“The key benefit is the value,” Liz Biebl, a spokesperson for Vail Mountain, wrote in an e-mail. “For guests who regularly ski or snowboard in Summit County, or both Summit and Eagle counties, the passes offer a fantastic value with equally outstanding benefits versus the cost of a single-day lift ticket.”
Multi-mountain ski passes basically break down to cover either the Vail resorts — including Vail, Beaver Creek, Keystone, Breckenridge and Arapahoe Basin — or the Intrawest resorts, which are Winter Park/Mary Jane, Copper and Steamboat.
Prices for passes fluctuate through the year. The prices advertised now are expected to increase around Labor Day.

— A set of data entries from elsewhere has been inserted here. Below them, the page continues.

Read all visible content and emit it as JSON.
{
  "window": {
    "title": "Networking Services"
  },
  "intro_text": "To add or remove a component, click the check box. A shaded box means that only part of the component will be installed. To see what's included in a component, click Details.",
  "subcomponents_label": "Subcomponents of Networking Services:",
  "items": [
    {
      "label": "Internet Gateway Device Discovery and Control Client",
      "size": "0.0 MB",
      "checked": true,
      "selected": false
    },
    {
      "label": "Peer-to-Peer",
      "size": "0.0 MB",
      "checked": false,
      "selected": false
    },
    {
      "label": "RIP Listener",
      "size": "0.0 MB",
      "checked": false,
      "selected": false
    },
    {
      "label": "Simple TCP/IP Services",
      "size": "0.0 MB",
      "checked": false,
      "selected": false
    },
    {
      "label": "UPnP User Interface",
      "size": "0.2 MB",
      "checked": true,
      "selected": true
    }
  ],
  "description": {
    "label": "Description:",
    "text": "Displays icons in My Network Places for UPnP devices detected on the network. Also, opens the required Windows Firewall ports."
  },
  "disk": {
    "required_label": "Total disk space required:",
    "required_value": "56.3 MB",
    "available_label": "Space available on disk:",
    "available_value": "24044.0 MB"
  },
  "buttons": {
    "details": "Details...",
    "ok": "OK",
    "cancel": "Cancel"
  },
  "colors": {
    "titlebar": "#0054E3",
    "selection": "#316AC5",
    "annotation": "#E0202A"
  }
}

“You can buy a pass all the time, but January prices are a little high,” Woolwine said.
Passes include benefits such as e-mail updates on weather conditions, events at ski areas and gear deals, as well as subscriptions to Ski or Skiing magazine and even the option to use your pass like a debit card at resort stores and restaurants.
Most include the option to purchase discounted tickets available for friends and family.

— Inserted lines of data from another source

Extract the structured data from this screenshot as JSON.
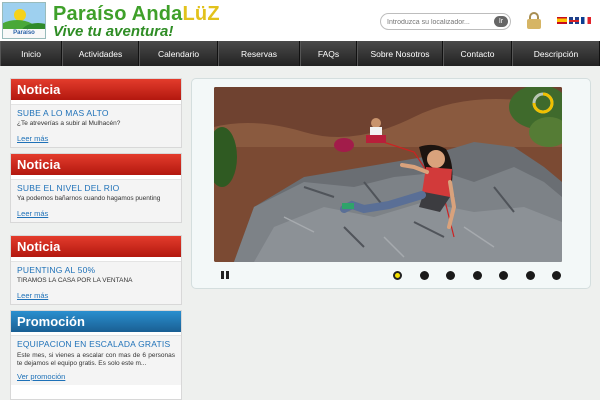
{
  "header": {
    "logo_caption": "Paraíso Andalüz",
    "brand_prefix": "Paraíso Anda",
    "brand_accent": "LüZ",
    "tagline": "Vive tu aventura!",
    "search_placeholder": "Introduzca su localizador...",
    "search_button": "Ir",
    "languages": [
      "es",
      "en",
      "fr"
    ]
  },
  "nav": {
    "items": [
      "Inicio",
      "Actividades",
      "Calendario",
      "Reservas",
      "FAQs",
      "Sobre Nosotros",
      "Contacto",
      "Descripción"
    ]
  },
  "sidebar": {
    "cards": [
      {
        "heading": "Noticia",
        "title": "SUBE A LO MAS ALTO",
        "text": "¿Te atreverías a subir al Mulhacén?",
        "link": "Leer más"
      },
      {
        "heading": "Noticia",
        "title": "SUBE EL NIVEL DEL RIO",
        "text": "Ya podemos bañarnos cuando hagamos puenting",
        "link": "Leer más"
      },
      {
        "heading": "Noticia",
        "title": "PUENTING AL 50%",
        "text": "TIRAMOS LA CASA POR LA VENTANA",
        "link": "Leer más"
      },
      {
        "heading": "Promoción",
        "title": "EQUIPACION EN ESCALADA GRATIS",
        "text": "Este mes, si vienes a escalar con mas de 6 personas te dejamos el equipo gratis. Es solo este m...",
        "link": "Ver promoción"
      }
    ]
  },
  "slider": {
    "slide_count": 7,
    "active_index": 0
  },
  "colors": {
    "brand_green": "#3fa02a",
    "news_red": "#c8231a",
    "promo_blue": "#1f7bb7",
    "link_blue": "#1e71b8",
    "active_dot": "#f5e100"
  }
}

Renewals are available online already, but many passes must be purchased for first-time pass buyers at in-store locations, many of which have not yet been announced.
All passes come with six days of discounted tickets for friends and family of passholders to use. Pricing on those tickets has not been released.
Epic Pass: One of the more expensive and more flexible options out there, this pass provides unlimited, unrestricted access to Vail, Beaver Creek, Breckenridge, Keystone and Arapahoe Basin, as well as Heavenly near Lake Tahoe in California. That’s 16,000 acres to ski or ride any day of the season.
Priced for fall sales at $599, and available for purchase online at epicpass.com.
Colorado Pass: A more modestly priced but still epicly capable pass, the Colorado Pass offers unlimited and unrestricted access to Keystone, Breckenridge and Arapahoe Basin, plus 10 days at Vail and Beaver Creek. Blackout days for Vail and Beaver Creek fall around the Thanksgiving, Christmas, New Year’s and Valentine’s holidays.
Priced currently at $439 for adults and $329 for teenagers aged 18 or under. Available to renew online at coloradopass.com.
Summit Pass: The smaller-scale version of the Colorado Pass, the Summit Pass gives unlimited access to Keystone, Breckenridge and Arapahoe Basin for $399, or $309 for those 18 and under.
Available to renew at snow.com/passsales.
All Rocky Mountain Passes come with 10 $55 tickets for friends and family to use with a passholder at Copper or Winter Park.
Rocky Mountain Super Pass: For $399, this pass provides unlimited skiing at Winter Park/Mary Jane and Copper. The pass is on sale now online at skicolorado.com.
Through Dec. 1, college students, faculty and staff are eligible to open a new checking account at Wells Fargo and receive two Super Passes for the cost of one.
More information is available at collegeskideal.com.
Rocky Mountain Super Pass Plus: The Super Pass Plus allows for unlimited skiing at Winter Park/Mary Jane and Copper, as well as six unrestricted days and free Friday afternoons at Steamboat for $439.
Full-time college students with an ID and class schedule can purchase the Super Pass Plus for $329. Passes are sold at Copper Mountain, Winter Park or the Christy Sports at Denver West in Lakewood.
Rocky Mountain Ultimate Pass: For unlimited access to Winter Park/Mary Jane, Copper and Steamboat, this pass is the way to go. It’s currently priced at $919 and is only for sale at the Christy Sports at Denver West.
Renewals for both passes are available online now.